The performance speaks for itself. It works just as good as the built-in ethernet card.

Don’t be swayed by vague claims about the suitability of USB ethernet adaptors for use in homebrew routers. They seem fine for the task.

VMWare Workstation 9 vs 12: Quick Card


A quick information card comparing VMWare Workstation 9.0 with Workstation 12.0 Pro.

The Old Version (9.0)


  • There are many modal dialogs which often get in the way (example, the virtual network editor)
  • Too many clicks required to get some basic information (like NIC mac addresses)
  • Too many clicks to add extra hardware to VMs
  • limited ability to scale virtual machines to fit monitors.


  • Performance for my use case (Linux dev and test boxes, enterprise networking and Web App Firewall virtual machines, Windows Server and windows 7/8/10 VMs  for test and experimentation) is more than satisfactory. All I had to do was fully load my core i5 3570K box with 32GB of RAM (which I have yet to exhaust), and replace the spinning disk with SSDs (1.5TB worth for both bulk storage and VM disks).

Guest OS Compatibility

  • As far as my experience goes, I’m able to deploy everything I want on Vmware workstation 9.0. This includes Windows Server 2012 and Windows 10.

What’s Changed?

(this is not an exhaustive list):

  • It still looks and feels mostly the same as version 9.0
  • The virtual network editor no longer appears to be modal which is nice
  • It no longer assigns Floppy Disk controllers to new VMs — hurray!

What Hasn’t Changed?

  • It still takes too many clicks to add hardware to VMs (VMWare ESX is easier in this aspect)
  • Still too many clicks to find a NIC’s MAC address
  • Still limited scaling options it seems (it either adjusts the VM resolution, or adjusts the window size of the hypervisor). It would be nice if it allowed you to resize a window in the hypervisor by scaling the guest OS.

What would it take for me to upgrade?
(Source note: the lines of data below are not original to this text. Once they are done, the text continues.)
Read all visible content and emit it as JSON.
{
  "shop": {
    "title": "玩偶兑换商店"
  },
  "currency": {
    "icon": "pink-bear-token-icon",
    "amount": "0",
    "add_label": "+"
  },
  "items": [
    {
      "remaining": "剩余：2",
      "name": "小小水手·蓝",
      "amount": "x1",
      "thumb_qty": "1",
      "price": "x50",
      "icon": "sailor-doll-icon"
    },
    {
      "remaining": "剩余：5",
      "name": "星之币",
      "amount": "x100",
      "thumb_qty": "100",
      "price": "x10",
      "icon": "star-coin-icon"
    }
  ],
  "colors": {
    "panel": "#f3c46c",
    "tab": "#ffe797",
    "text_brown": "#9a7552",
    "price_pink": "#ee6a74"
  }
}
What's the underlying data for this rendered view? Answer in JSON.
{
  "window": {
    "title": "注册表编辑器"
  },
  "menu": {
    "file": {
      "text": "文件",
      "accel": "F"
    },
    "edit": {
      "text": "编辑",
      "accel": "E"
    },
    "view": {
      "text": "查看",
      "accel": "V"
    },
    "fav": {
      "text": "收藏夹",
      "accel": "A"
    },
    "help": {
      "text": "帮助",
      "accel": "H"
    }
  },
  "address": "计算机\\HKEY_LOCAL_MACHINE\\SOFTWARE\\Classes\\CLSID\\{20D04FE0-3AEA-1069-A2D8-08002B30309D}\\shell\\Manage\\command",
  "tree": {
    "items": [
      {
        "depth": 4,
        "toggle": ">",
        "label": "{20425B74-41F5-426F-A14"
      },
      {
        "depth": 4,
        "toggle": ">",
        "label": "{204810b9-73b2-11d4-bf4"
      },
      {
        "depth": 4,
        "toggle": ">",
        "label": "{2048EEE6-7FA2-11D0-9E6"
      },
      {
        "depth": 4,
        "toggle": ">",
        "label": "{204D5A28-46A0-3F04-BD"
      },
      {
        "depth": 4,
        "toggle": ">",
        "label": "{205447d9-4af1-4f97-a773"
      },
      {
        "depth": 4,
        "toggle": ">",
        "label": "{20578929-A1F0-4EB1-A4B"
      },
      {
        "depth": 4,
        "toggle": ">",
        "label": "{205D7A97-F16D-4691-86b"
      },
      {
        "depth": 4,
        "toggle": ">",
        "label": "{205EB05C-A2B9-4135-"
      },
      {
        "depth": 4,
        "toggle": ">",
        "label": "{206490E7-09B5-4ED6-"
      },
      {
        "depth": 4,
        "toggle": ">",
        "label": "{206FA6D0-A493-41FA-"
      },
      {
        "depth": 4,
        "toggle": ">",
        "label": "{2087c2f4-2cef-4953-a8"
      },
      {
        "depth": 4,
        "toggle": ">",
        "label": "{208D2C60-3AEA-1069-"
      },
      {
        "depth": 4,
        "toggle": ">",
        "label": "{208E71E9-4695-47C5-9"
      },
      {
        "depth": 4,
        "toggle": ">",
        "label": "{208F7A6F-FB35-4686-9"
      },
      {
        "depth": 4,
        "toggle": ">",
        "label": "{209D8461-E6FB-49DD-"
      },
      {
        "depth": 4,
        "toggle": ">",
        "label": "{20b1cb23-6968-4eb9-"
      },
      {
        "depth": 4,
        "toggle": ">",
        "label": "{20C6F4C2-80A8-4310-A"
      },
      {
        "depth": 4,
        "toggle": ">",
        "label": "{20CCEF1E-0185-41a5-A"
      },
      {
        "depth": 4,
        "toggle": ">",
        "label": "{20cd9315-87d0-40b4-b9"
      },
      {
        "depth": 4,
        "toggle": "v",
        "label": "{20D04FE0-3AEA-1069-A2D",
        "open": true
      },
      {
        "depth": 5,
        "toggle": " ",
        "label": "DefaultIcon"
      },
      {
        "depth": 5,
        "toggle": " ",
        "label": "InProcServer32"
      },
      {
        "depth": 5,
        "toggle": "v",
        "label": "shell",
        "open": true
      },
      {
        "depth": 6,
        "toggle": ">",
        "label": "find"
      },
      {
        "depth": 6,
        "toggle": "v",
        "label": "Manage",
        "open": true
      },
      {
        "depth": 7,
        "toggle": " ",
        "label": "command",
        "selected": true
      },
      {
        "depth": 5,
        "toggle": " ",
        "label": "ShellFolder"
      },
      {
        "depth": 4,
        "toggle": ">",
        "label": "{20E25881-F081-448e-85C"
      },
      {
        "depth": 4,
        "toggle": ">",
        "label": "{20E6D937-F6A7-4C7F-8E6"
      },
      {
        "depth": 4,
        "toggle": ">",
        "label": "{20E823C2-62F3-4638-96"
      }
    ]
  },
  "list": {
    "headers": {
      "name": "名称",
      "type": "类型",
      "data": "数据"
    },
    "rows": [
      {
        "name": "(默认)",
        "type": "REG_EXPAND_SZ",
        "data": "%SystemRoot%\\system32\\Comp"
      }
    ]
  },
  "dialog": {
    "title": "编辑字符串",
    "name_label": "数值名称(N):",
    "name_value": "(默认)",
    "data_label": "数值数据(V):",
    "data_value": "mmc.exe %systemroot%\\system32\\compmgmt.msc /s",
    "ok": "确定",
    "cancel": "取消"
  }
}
  • A lower asking price


  • My use case is probably a narrow one. You should make sure you consider your own needs when evaluating version 12.0